__Supplied entries__:

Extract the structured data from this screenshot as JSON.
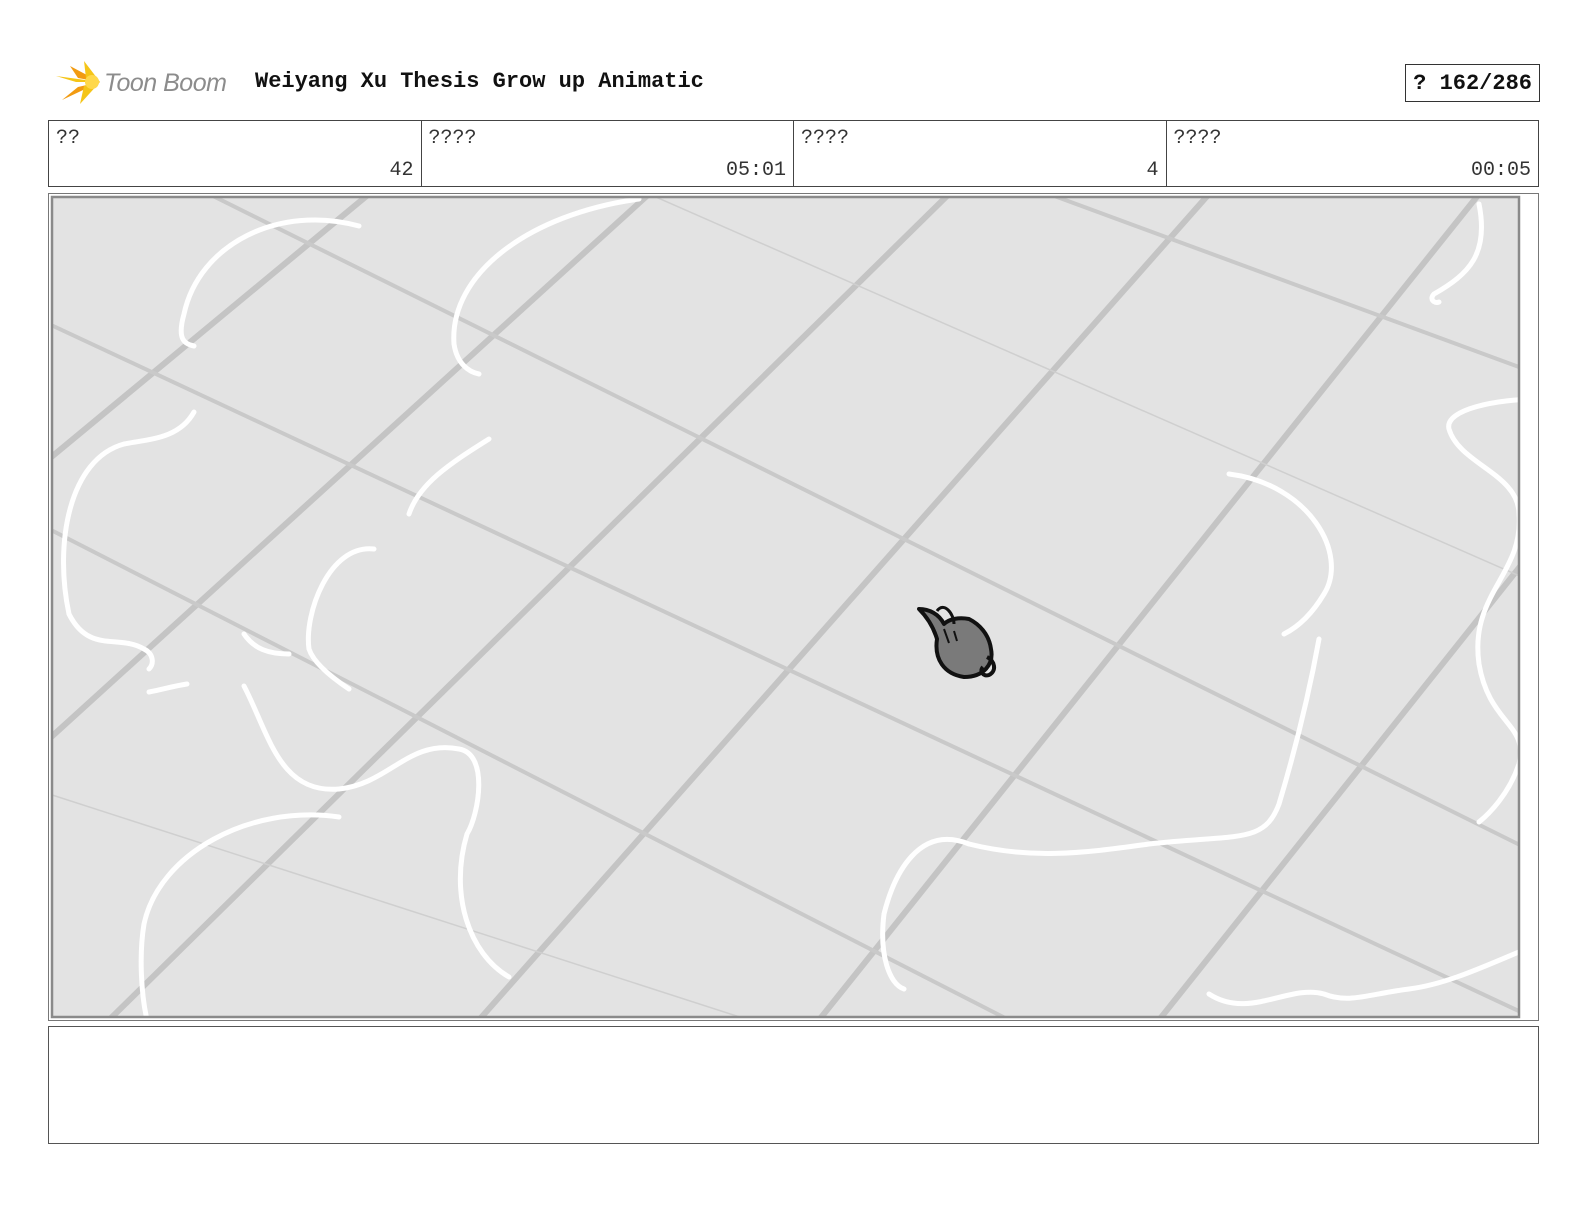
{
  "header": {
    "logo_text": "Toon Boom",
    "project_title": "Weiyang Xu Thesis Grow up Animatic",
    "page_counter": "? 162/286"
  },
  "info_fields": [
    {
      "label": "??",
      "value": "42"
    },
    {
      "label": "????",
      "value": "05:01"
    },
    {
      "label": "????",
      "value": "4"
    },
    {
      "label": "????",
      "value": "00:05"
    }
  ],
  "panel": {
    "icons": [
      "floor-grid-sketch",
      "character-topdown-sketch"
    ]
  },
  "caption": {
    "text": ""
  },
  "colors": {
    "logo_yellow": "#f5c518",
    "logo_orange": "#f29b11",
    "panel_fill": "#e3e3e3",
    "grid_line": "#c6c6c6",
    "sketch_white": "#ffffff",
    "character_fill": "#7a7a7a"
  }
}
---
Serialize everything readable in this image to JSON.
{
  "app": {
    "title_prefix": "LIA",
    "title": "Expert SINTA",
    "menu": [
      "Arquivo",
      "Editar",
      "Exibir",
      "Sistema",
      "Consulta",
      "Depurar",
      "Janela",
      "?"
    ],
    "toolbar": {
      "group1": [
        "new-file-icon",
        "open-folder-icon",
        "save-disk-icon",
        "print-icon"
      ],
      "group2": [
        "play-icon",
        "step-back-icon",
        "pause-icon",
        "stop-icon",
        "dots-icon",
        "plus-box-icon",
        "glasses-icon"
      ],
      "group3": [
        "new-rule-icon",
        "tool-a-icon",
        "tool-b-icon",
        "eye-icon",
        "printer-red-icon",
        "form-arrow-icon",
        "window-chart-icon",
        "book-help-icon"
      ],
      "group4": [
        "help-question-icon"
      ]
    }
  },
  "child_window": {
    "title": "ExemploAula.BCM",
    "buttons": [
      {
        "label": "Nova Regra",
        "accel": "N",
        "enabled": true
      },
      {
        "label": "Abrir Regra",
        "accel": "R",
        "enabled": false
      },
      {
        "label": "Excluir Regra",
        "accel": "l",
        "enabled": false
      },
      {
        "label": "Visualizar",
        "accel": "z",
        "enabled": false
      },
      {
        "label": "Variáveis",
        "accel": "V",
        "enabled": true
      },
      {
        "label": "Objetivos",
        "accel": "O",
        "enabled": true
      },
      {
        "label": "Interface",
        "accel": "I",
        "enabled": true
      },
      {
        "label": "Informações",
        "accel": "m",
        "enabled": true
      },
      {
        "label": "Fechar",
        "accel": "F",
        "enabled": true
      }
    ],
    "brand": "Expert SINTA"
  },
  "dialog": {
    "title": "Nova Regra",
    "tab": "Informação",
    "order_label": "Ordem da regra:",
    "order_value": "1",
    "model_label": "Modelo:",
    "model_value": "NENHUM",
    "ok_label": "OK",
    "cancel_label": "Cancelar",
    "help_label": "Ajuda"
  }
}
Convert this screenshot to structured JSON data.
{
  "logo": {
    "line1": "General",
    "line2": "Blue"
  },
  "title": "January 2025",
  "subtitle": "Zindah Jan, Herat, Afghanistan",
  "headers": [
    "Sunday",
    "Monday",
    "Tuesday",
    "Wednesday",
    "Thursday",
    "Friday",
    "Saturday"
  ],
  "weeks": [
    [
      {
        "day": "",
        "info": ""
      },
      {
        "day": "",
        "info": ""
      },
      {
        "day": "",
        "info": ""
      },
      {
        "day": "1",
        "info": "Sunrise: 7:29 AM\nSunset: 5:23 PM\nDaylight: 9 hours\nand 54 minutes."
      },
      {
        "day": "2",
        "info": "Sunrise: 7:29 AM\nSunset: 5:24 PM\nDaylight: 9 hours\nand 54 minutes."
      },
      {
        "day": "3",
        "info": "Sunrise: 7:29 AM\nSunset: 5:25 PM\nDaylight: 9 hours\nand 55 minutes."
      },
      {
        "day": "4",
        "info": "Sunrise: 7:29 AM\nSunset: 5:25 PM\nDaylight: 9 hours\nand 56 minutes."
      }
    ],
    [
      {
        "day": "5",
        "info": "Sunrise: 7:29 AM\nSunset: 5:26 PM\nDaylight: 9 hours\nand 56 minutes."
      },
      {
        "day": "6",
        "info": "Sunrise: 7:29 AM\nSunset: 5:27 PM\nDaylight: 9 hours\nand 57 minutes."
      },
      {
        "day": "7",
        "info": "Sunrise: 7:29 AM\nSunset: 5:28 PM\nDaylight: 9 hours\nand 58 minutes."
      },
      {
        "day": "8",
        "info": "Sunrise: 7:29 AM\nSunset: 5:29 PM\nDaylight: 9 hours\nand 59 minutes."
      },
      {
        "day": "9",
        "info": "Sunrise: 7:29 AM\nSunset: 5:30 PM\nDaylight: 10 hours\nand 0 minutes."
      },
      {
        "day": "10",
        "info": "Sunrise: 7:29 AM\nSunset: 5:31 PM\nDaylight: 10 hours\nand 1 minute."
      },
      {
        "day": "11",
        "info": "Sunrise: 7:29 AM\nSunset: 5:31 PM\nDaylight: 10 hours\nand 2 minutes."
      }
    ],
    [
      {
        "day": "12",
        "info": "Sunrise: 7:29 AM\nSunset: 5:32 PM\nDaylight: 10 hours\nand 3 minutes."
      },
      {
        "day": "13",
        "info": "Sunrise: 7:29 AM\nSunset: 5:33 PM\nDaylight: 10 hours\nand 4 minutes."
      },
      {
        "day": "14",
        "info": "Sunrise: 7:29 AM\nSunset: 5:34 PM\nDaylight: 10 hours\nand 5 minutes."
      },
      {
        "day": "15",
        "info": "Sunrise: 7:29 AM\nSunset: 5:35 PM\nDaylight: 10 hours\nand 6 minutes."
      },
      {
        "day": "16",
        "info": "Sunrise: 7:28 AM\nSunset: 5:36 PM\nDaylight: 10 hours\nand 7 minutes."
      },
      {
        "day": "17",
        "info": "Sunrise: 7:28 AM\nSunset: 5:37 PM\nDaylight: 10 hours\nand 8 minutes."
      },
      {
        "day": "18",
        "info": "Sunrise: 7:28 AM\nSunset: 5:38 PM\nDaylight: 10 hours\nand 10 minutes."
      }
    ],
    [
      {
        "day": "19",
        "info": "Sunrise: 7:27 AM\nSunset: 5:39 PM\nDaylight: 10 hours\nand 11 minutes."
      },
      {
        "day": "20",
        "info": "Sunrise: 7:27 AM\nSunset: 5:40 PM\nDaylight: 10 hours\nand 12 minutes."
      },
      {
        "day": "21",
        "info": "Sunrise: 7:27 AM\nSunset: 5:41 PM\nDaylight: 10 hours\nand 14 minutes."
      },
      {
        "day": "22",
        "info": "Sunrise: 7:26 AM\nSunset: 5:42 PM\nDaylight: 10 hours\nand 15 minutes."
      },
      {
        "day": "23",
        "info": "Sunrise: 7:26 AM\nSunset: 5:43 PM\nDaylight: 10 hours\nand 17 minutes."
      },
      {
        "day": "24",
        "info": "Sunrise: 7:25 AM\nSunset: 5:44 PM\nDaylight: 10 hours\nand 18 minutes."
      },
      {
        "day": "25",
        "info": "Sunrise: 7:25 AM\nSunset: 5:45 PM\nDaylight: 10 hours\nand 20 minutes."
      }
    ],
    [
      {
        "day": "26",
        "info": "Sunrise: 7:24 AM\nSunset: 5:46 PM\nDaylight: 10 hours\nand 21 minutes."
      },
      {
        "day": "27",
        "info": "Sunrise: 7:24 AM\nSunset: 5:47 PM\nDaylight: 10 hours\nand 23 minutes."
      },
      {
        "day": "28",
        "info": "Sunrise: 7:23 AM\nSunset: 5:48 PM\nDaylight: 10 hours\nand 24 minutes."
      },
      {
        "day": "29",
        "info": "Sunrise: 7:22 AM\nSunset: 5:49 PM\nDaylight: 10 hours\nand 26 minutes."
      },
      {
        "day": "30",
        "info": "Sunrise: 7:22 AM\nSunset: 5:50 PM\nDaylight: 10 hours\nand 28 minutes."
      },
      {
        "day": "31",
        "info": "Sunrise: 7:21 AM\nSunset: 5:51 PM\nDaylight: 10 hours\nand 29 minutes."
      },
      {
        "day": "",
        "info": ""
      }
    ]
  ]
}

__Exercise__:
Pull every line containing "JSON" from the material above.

__Task answer__:
Extract the structured data from this screenshot as JSON.
Serialize everything readable in this image to JSON.
Convert this screenshot to structured JSON data.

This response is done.